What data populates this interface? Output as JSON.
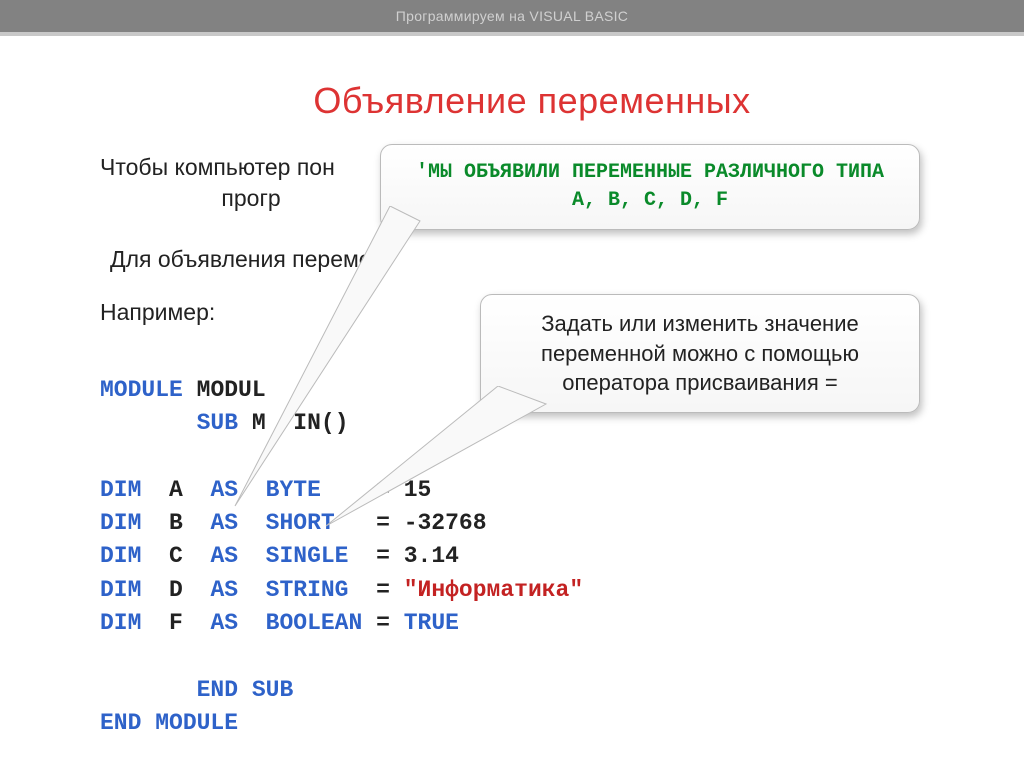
{
  "header": {
    "title": "Программируем на VISUAL BASIC"
  },
  "slide": {
    "title": "Объявление переменных",
    "line1a": "Чтобы компьютер пон",
    "line1b": "прогр",
    "line2": "Для объявления перемен",
    "example_label": "Например:"
  },
  "bubble1": {
    "line1": "'МЫ ОБЪЯВИЛИ ПЕРЕМЕННЫЕ РАЗЛИЧНОГО ТИПА",
    "line2": "A, B, C, D, F"
  },
  "bubble2": {
    "text": "Задать или изменить значение переменной можно с помощью оператора присваивания  ="
  },
  "code": {
    "module": "MODULE",
    "modname": "MODUL",
    "sub": "SUB",
    "main_partial": "M",
    "main_suffix": "IN()",
    "dim": "DIM",
    "as": "AS",
    "vA": "A",
    "tA": "BYTE",
    "valA": "15",
    "vB": "B",
    "tB": "SHORT",
    "valB": "-32768",
    "vC": "C",
    "tC": "SINGLE",
    "valC": "3.14",
    "vD": "D",
    "tD": "STRING",
    "valD": "\"Информатика\"",
    "vF": "F",
    "tF": "BOOLEAN",
    "valF": "TRUE",
    "endsub": "END SUB",
    "endmod": "END MODULE"
  }
}
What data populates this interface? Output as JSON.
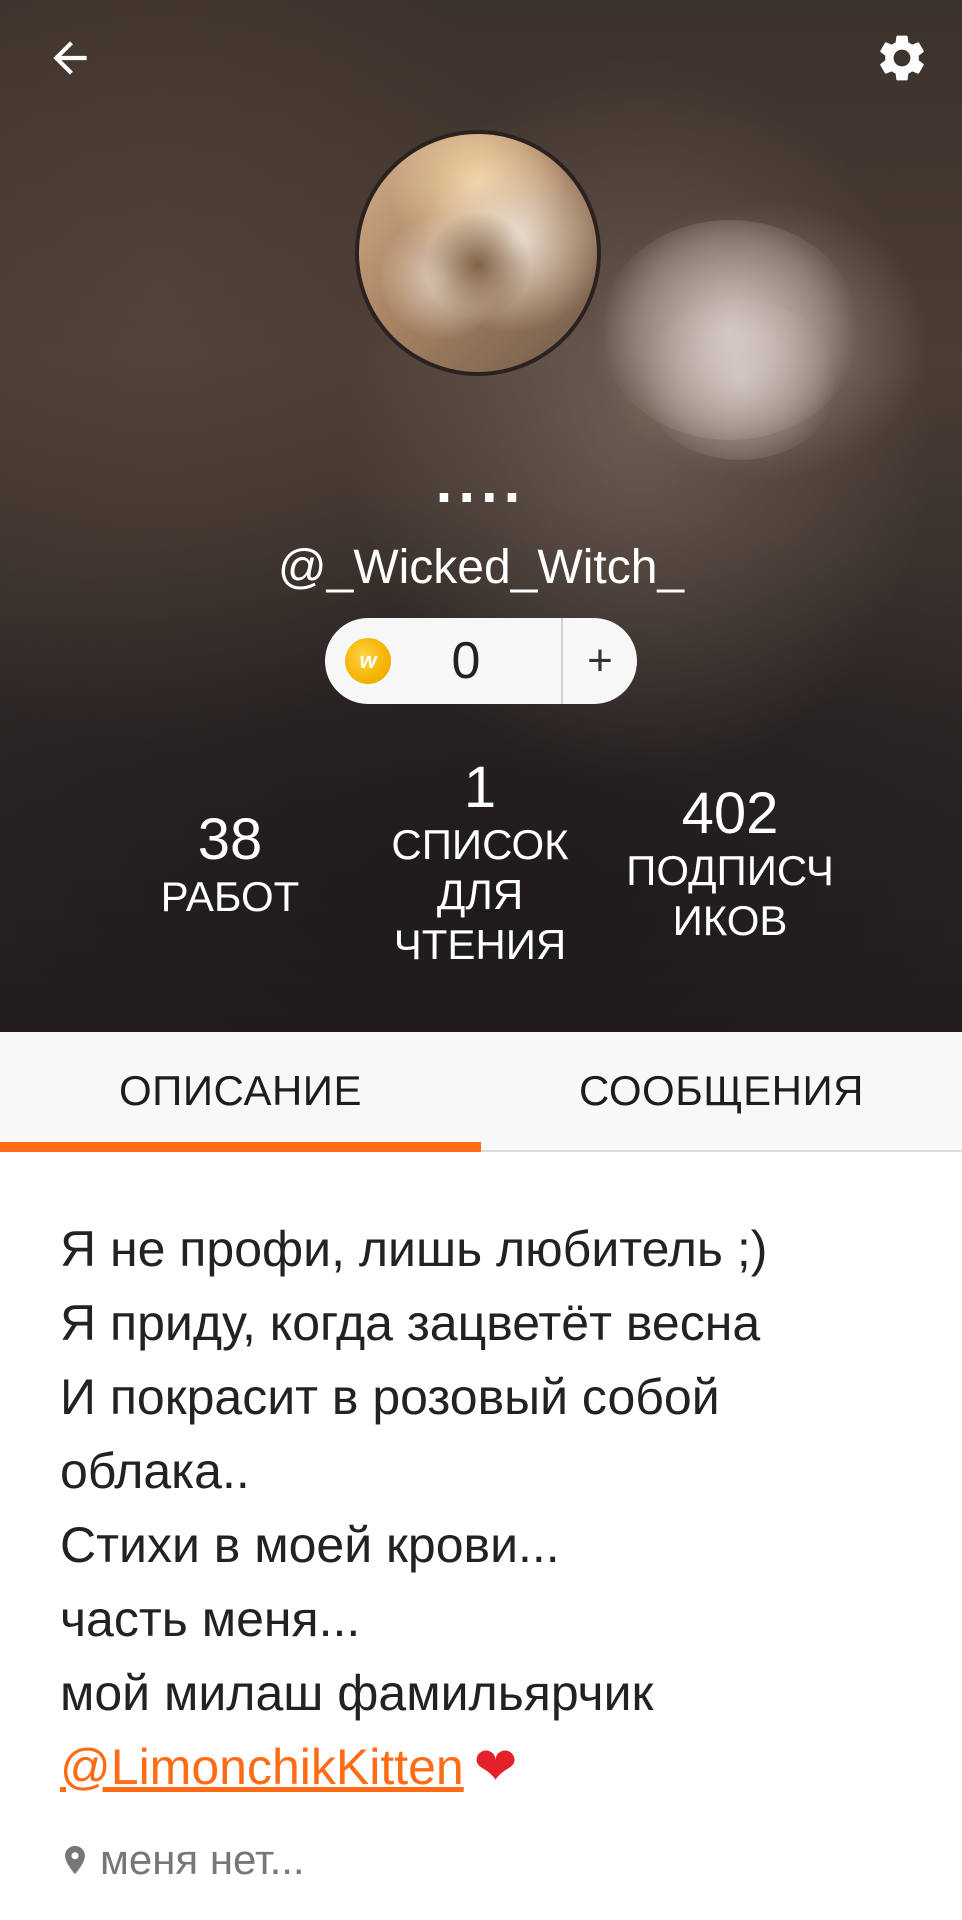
{
  "header": {
    "display_name": "....",
    "username": "@_Wicked_Witch_",
    "coins": {
      "count": "0",
      "plus": "+"
    }
  },
  "stats": [
    {
      "number": "38",
      "label_lines": [
        "РАБОТ"
      ]
    },
    {
      "number": "1",
      "label_lines": [
        "СПИСОК",
        "ДЛЯ",
        "ЧТЕНИЯ"
      ]
    },
    {
      "number": "402",
      "label_lines": [
        "ПОДПИСЧ",
        "ИКОВ"
      ]
    }
  ],
  "tabs": {
    "about": "ОПИСАНИЕ",
    "messages": "СООБЩЕНИЯ"
  },
  "description": {
    "lines": [
      "Я не профи, лишь любитель ;)",
      "Я приду, когда зацветёт весна",
      "И покрасит в розовый собой",
      "облака..",
      "Стихи в моей крови...",
      "часть меня...",
      "мой милаш фамильярчик"
    ],
    "mention": "@LimonchikKitten",
    "heart": "❤"
  },
  "location": "меня нет...",
  "colors": {
    "accent": "#ff6c15",
    "tab_bg": "#f8f8f8",
    "coin": "#f4b400",
    "heart": "#e3212a"
  },
  "icons": [
    "back-arrow-icon",
    "settings-gear-icon",
    "coin-icon",
    "location-pin-icon",
    "heart-icon"
  ]
}
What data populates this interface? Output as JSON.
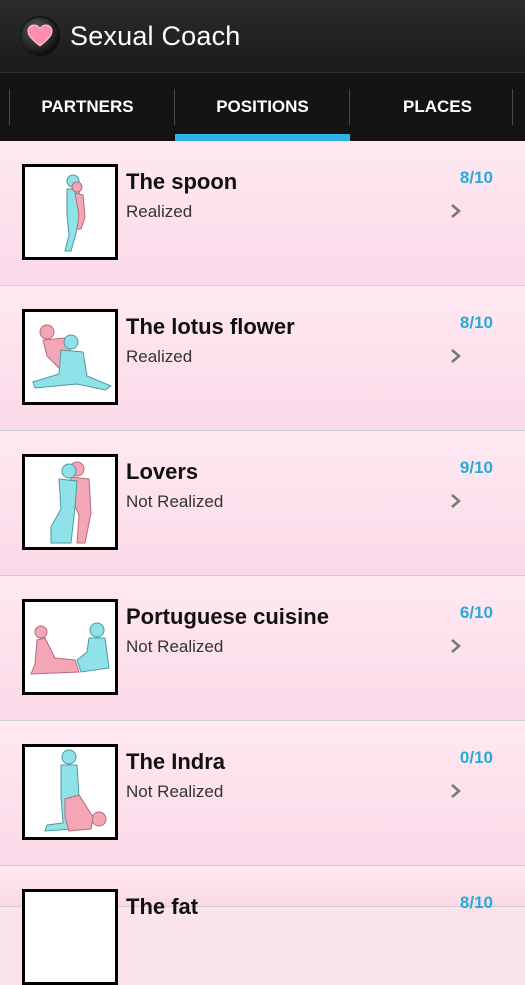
{
  "app": {
    "title": "Sexual Coach",
    "icon": "heart-icon"
  },
  "tabs": [
    {
      "label": "PARTNERS",
      "active": false
    },
    {
      "label": "POSITIONS",
      "active": true
    },
    {
      "label": "PLACES",
      "active": false
    }
  ],
  "items": [
    {
      "name": "The spoon",
      "status": "Realized",
      "score": "8/10"
    },
    {
      "name": "The lotus flower",
      "status": "Realized",
      "score": "8/10"
    },
    {
      "name": "Lovers",
      "status": "Not Realized",
      "score": "9/10"
    },
    {
      "name": "Portuguese cuisine",
      "status": "Not Realized",
      "score": "6/10"
    },
    {
      "name": "The Indra",
      "status": "Not Realized",
      "score": "0/10"
    },
    {
      "name": "The fat",
      "status": "",
      "score": "8/10"
    }
  ],
  "colors": {
    "accent": "#29b6e6",
    "row_bg": "#fbe3ee",
    "figure_blue": "#8fe3e8",
    "figure_pink": "#f2a6b6"
  }
}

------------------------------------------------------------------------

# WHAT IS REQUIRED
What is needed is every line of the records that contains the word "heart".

# OUTPUT FOR THIS TASK
    "heart": "❤"
    "heart": "#e3212a"
    "heart-icon"
    "icon": "heart-icon"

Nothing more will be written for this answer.